== Segment start ==

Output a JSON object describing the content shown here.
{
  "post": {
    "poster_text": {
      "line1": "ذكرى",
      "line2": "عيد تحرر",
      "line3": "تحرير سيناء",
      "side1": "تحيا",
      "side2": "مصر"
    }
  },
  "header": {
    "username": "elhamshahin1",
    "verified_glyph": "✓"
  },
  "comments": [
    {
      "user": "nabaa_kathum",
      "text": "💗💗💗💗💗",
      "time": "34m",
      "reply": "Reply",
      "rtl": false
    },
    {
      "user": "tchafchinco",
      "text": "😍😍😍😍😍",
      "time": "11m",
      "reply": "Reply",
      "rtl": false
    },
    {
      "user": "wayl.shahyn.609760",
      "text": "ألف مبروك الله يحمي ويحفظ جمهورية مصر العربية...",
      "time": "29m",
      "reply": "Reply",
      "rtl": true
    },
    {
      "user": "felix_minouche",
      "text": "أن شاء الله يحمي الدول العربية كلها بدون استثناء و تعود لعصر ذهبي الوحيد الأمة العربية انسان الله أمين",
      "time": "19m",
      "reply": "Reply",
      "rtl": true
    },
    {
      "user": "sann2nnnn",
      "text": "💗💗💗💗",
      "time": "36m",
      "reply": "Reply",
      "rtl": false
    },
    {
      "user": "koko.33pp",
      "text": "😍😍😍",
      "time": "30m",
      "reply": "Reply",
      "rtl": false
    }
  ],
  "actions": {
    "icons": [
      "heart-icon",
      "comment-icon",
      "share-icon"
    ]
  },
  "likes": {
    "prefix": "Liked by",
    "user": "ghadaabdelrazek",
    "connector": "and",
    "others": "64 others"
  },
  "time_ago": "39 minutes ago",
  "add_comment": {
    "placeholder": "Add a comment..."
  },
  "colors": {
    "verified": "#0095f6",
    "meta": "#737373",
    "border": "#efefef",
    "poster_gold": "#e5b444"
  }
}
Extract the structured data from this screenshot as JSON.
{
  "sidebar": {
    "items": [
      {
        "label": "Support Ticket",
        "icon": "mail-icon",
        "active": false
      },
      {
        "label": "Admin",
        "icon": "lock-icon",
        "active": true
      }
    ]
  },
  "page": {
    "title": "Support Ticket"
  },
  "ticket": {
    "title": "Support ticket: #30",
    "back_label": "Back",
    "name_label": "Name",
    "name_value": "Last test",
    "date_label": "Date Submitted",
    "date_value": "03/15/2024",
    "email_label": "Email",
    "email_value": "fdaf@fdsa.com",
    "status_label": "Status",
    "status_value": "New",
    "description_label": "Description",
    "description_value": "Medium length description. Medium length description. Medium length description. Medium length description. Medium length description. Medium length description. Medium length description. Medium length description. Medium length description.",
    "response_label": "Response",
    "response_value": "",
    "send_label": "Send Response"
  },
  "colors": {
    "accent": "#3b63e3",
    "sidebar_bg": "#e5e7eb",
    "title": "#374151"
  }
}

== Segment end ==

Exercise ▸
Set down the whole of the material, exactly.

Output ▸
Output a JSON object describing the content shown here.
{
  "post": {
    "poster_text": {
      "line1": "ذكرى",
      "line2": "عيد تحرر",
      "line3": "تحرير سيناء",
      "side1": "تحيا",
      "side2": "مصر"
    }
  },
  "header": {
    "username": "elhamshahin1",
    "verified_glyph": "✓"
  },
  "comments": [
    {
      "user": "nabaa_kathum",
      "text": "💗💗💗💗💗",
      "time": "34m",
      "reply": "Reply",
      "rtl": false
    },
    {
      "user": "tchafchinco",
      "text": "😍😍😍😍😍",
      "time": "11m",
      "reply": "Reply",
      "rtl": false
    },
    {
      "user": "wayl.shahyn.609760",
      "text": "ألف مبروك الله يحمي ويحفظ جمهورية مصر العربية...",
      "time": "29m",
      "reply": "Reply",
      "rtl": true
    },
    {
      "user": "felix_minouche",
      "text": "أن شاء الله يحمي الدول العربية كلها بدون استثناء و تعود لعصر ذهبي الوحيد الأمة العربية انسان الله أمين",
      "time": "19m",
      "reply": "Reply",
      "rtl": true
    },
    {
      "user": "sann2nnnn",
      "text": "💗💗💗💗",
      "time": "36m",
      "reply": "Reply",
      "rtl": false
    },
    {
      "user": "koko.33pp",
      "text": "😍😍😍",
      "time": "30m",
      "reply": "Reply",
      "rtl": false
    }
  ],
  "actions": {
    "icons": [
      "heart-icon",
      "comment-icon",
      "share-icon"
    ]
  },
  "likes": {
    "prefix": "Liked by",
    "user": "ghadaabdelrazek",
    "connector": "and",
    "others": "64 others"
  },
  "time_ago": "39 minutes ago",
  "add_comment": {
    "placeholder": "Add a comment..."
  },
  "colors": {
    "verified": "#0095f6",
    "meta": "#737373",
    "border": "#efefef",
    "poster_gold": "#e5b444"
  }
}
Extract the structured data from this screenshot as JSON.
{
  "sidebar": {
    "items": [
      {
        "label": "Support Ticket",
        "icon": "mail-icon",
        "active": false
      },
      {
        "label": "Admin",
        "icon": "lock-icon",
        "active": true
      }
    ]
  },
  "page": {
    "title": "Support Ticket"
  },
  "ticket": {
    "title": "Support ticket: #30",
    "back_label": "Back",
    "name_label": "Name",
    "name_value": "Last test",
    "date_label": "Date Submitted",
    "date_value": "03/15/2024",
    "email_label": "Email",
    "email_value": "fdaf@fdsa.com",
    "status_label": "Status",
    "status_value": "New",
    "description_label": "Description",
    "description_value": "Medium length description. Medium length description. Medium length description. Medium length description. Medium length description. Medium length description. Medium length description. Medium length description. Medium length description.",
    "response_label": "Response",
    "response_value": "",
    "send_label": "Send Response"
  },
  "colors": {
    "accent": "#3b63e3",
    "sidebar_bg": "#e5e7eb",
    "title": "#374151"
  }
}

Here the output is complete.